So, if you are asking yourself “why export?” perhaps you should instead ask yourself “why not?”

Myth #1: Exporting is only for large companies.

Fact: While large firms do account for the largest dollar value of exports; small firms account for the largest number of exporters (97 percent of all exporters). With 95 percent of the world’s consumers living outside of the United States, selling internationally should be a key component of any American small business’ growth strategy.

Myth #2: You need to be fluent in one or more foreign languages to export.

Fact: English effectively serves as the default business language around the world. While language capability is a plus, it is far from essential. Nevertheless, if needed, the U.S.  Department of Commerce’s Foreign and Commercial Service may be able to arrange interpreters for small businesses when traveling abroad. In addition, the SBA’s State Trade Expansion Program (STEP) can provide funds to pay for translation services. Visit the STEP website to learn more.

Myth #3: With such a strong domestic market, I don’t need to export.

Fact: More than 75 percent of the world’s purchasing power is located outside of the United States. Acquiring overseas customers allows you to diversify your customer base and opens up new revenue streams. This gives your business a competitive advantage over domestic competition and alleviates the leverage that a concentrated domestic customer base may have over your business decisions.  

Moreover, much of your overseas-based competition is increasing their global market share, and almost certainly looking at the U.S. market. Meeting your competition in their market allows you to compete with foreign companies on an equal footing.

Myth #4: Only tangible projects can be exported.

Fact: Service exports are a fast-growing and profitable endeavor. In fact, U.S. service exports more than doubled in the last decade, increasing from $373 billion in 2006 to $752 billion in 2016. Of equal importance, the U.S. remains extremely competitive in services, maintaining a $249 billion trade surplus over its collective trading partners.

Myth #5: Obtaining licensing requirements for exporting is not worth the effort.

Fact: Most products do not need a validated export license. Exporters simply indicate “NLR” for “no license required” when filing a shipment in the Automated Export Systems. An export license is needed only when exporting certain restricted commodities, like high-tech goods or defense-related items, or when shipping to a country currently under U.S. trade restrictions. Visit the U.S. Department of Commerce’s Bureau of Industry and Security website to learn more.

Myth #6: It’s difficult to get export financing.

Fact: The U.S. government offers several opportunities for financing and reducing the risk of export sales.

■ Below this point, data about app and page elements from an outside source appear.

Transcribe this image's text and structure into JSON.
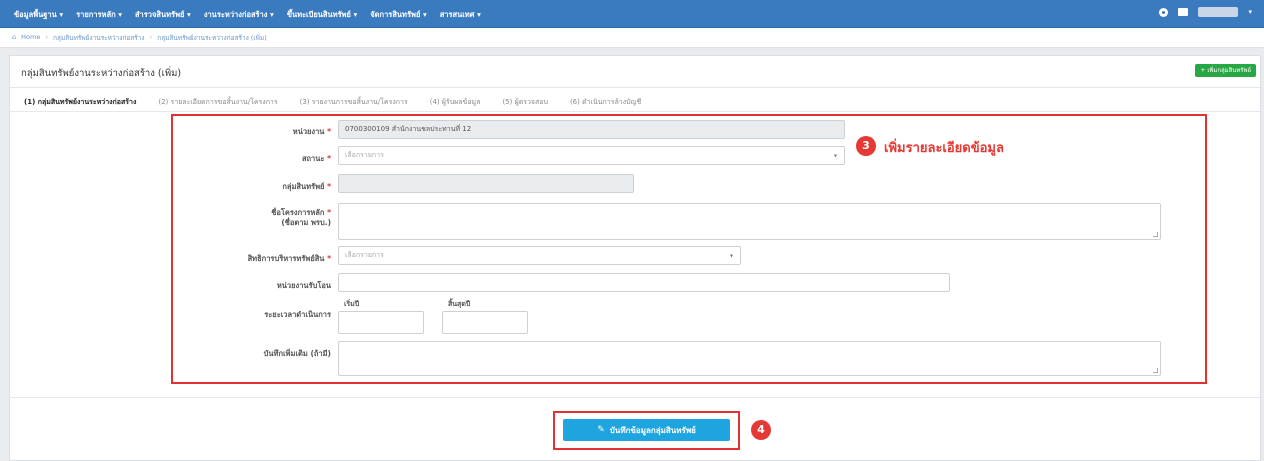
{
  "nav": {
    "menu": [
      "ข้อมูลพื้นฐาน ▾",
      "รายการหลัก ▾",
      "สำรวจสินทรัพย์ ▾",
      "งานระหว่างก่อสร้าง ▾",
      "ขึ้นทะเบียนสินทรัพย์ ▾",
      "จัดการสินทรัพย์ ▾",
      "สารสนเทศ ▾"
    ]
  },
  "breadcrumb": {
    "home": "Home",
    "items": [
      "กลุ่มสินทรัพย์งานระหว่างก่อสร้าง",
      "กลุ่มสินทรัพย์งานระหว่างก่อสร้าง (เพิ่ม)"
    ]
  },
  "panel": {
    "title": "กลุ่มสินทรัพย์งานระหว่างก่อสร้าง (เพิ่ม)",
    "add_button": "+ เพิ่มกลุ่มสินทรัพย์"
  },
  "tabs": [
    "(1) กลุ่มสินทรัพย์งานระหว่างก่อสร้าง",
    "(2) รายละเอียดการขอสิ้นงาน/โครงการ",
    "(3) รายงานการขอสิ้นงาน/โครงการ",
    "(4) ผู้รับผลข้อมูล",
    "(5) ผู้ตรวจสอบ",
    "(6) ดำเนินการล้างบัญชี"
  ],
  "form": {
    "agency": {
      "label": "หน่วยงาน",
      "value": "0700300109 สำนักงานชลประทานที่ 12"
    },
    "status": {
      "label": "สถานะ",
      "placeholder": "เลือกรายการ"
    },
    "asset_group": {
      "label": "กลุ่มสินทรัพย์",
      "value": ""
    },
    "project_name": {
      "label": "ชื่อโครงการหลัก",
      "label_sub": "(ชื่อตาม พรบ.)",
      "value": ""
    },
    "asset_right": {
      "label": "สิทธิการบริหารทรัพย์สิน",
      "placeholder": "เลือกรายการ"
    },
    "receiving_unit": {
      "label": "หน่วยงานรับโอน",
      "value": ""
    },
    "duration": {
      "label": "ระยะเวลาดำเนินการ",
      "start_label": "เริ่มปี",
      "end_label": "สิ้นสุดปี",
      "start_value": "",
      "end_value": ""
    },
    "notes": {
      "label": "บันทึกเพิ่มเติม (ถ้ามี)",
      "value": ""
    },
    "required_mark": "*"
  },
  "annotations": {
    "step3_number": "3",
    "step3_text": "เพิ่มรายละเอียดข้อมูล",
    "step4_number": "4"
  },
  "save_button": "บันทึกข้อมูลกลุ่มสินทรัพย์",
  "colors": {
    "nav": "#3a7bbf",
    "highlight": "#e23232",
    "save": "#1ea5df",
    "add": "#27a845"
  }
}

The SBA has made it a priority to help small business exporters by providing a number of loan programs specifically designed to help develop or expand export activities. To find out more, visit the SBA’s Exporting website.

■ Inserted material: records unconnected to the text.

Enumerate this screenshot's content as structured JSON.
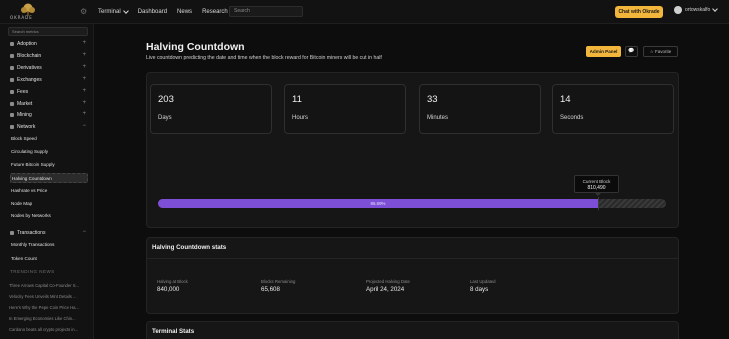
{
  "brand": {
    "logo_text": "OKRADE"
  },
  "topnav": {
    "items": [
      {
        "label": "Terminal",
        "dropdown": true
      },
      {
        "label": "Dashboard",
        "dropdown": false
      },
      {
        "label": "News",
        "dropdown": false
      },
      {
        "label": "Research",
        "dropdown": false
      }
    ],
    "search_placeholder": "Search",
    "chat_label": "Chat with Okrade",
    "username": "ortowskalfo"
  },
  "sidebar": {
    "search_placeholder": "Search metrics",
    "sections": [
      {
        "label": "Adoption",
        "toggle": "+"
      },
      {
        "label": "Blockchain",
        "toggle": "+"
      },
      {
        "label": "Derivatives",
        "toggle": "+"
      },
      {
        "label": "Exchanges",
        "toggle": "+"
      },
      {
        "label": "Fees",
        "toggle": "+"
      },
      {
        "label": "Market",
        "toggle": "+"
      },
      {
        "label": "Mining",
        "toggle": "+"
      },
      {
        "label": "Network",
        "toggle": "−"
      }
    ],
    "network_items": [
      "Block Speed",
      "Circulating Supply",
      "Future Bitcoin Supply",
      "Halving Countdown",
      "Hashrate vs Price",
      "Node Map",
      "Nodes by Networks"
    ],
    "transactions": {
      "label": "Transactions",
      "toggle": "−"
    },
    "transaction_items": [
      "Monthly Transactions",
      "Token Count"
    ],
    "trending_header": "TRENDING NEWS",
    "trending": [
      "Three Arrows Capital Co-Founder S...",
      "Velocity Fees Unveils Mint Details ...",
      "Here's Why the Pepe Coin Price Ha...",
      "In Emerging Economies Like Chin...",
      "Cardano beats all crypto projects in..."
    ]
  },
  "page": {
    "title": "Halving Countdown",
    "subtitle": "Live countdown predicting the date and time when the block reward for Bitcoin miners will be cut in half",
    "admin_label": "Admin Panel",
    "message_icon": "💬",
    "favorite_label": "☆ Favorite"
  },
  "countdown": [
    {
      "value": "203",
      "unit": "Days"
    },
    {
      "value": "11",
      "unit": "Hours"
    },
    {
      "value": "33",
      "unit": "Minutes"
    },
    {
      "value": "14",
      "unit": "Seconds"
    }
  ],
  "progress": {
    "percent_label": "86.69%",
    "fraction": 0.8669,
    "tooltip_title": "Current Block",
    "tooltip_value": "810,490",
    "fill_color": "#7c4fd6"
  },
  "stats": {
    "title": "Halving Countdown stats",
    "items": [
      {
        "label": "Halving at Block",
        "value": "840,000"
      },
      {
        "label": "Blocks Remaining",
        "value": "65,608"
      },
      {
        "label": "Projected Halving Date",
        "value": "April 24, 2024"
      },
      {
        "label": "Last Updated",
        "value": "8 days"
      }
    ]
  },
  "terminal": {
    "title": "Terminal Stats"
  },
  "colors": {
    "accent": "#f2b63c",
    "progress": "#7c4fd6",
    "background": "#0d0d0d"
  }
}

Myth #7: Companies interested in exporting have to “go it alone” to learn how.

Fact: This simply is not true. A vast array of services and tools is available, from financing and technical training to one-on-one counseling. Start by exploring these resources—Business USA and Export.Gov—to see if going global is the right path for you.

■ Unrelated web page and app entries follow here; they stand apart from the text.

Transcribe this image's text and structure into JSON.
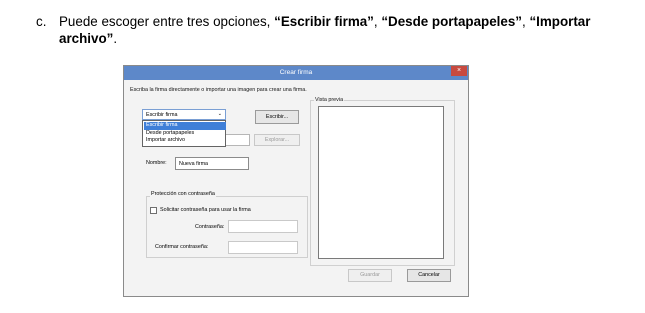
{
  "document": {
    "marker": "c.",
    "text_before": "Puede escoger entre tres opciones, ",
    "option1": "“Escribir firma”",
    "sep1": ", ",
    "option2": "“Desde portapapeles”",
    "sep2": ", ",
    "option3": "“Importar archivo”",
    "text_after": "."
  },
  "dialog": {
    "title": "Crear firma",
    "close_glyph": "×",
    "instruction": "Escriba la firma directamente o importar una imagen para crear una firma.",
    "preview_label": "Vista previa",
    "source_select": {
      "value": "Escribir firma",
      "arrow": "⌄",
      "options": [
        "Escribir firma",
        "Desde portapapeles",
        "Importar archivo"
      ]
    },
    "buttons": {
      "write": "Escribir...",
      "browse": "Explorar...",
      "save": "Guardar",
      "cancel": "Cancelar"
    },
    "name_label": "Nombre:",
    "name_value": "Nueva firma",
    "protection": {
      "title": "Protección con contraseña",
      "checkbox_label": "Solicitar contraseña para usar la firma",
      "password_label": "Contraseña:",
      "confirm_label": "Confirmar contraseña:"
    }
  },
  "colors": {
    "titlebar": "#5d88c9",
    "close": "#c84a3f",
    "selected_option": "#3f7fd8"
  }
}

There is a world of opportunity waiting for you!  The time to start is now.

 

 

About the Author:

Peter J. Cazamias
Peter J. Cazamias

SBA Official

Peter J. Cazamias serves as the Associate Administrator for SBA's Office of International Trade.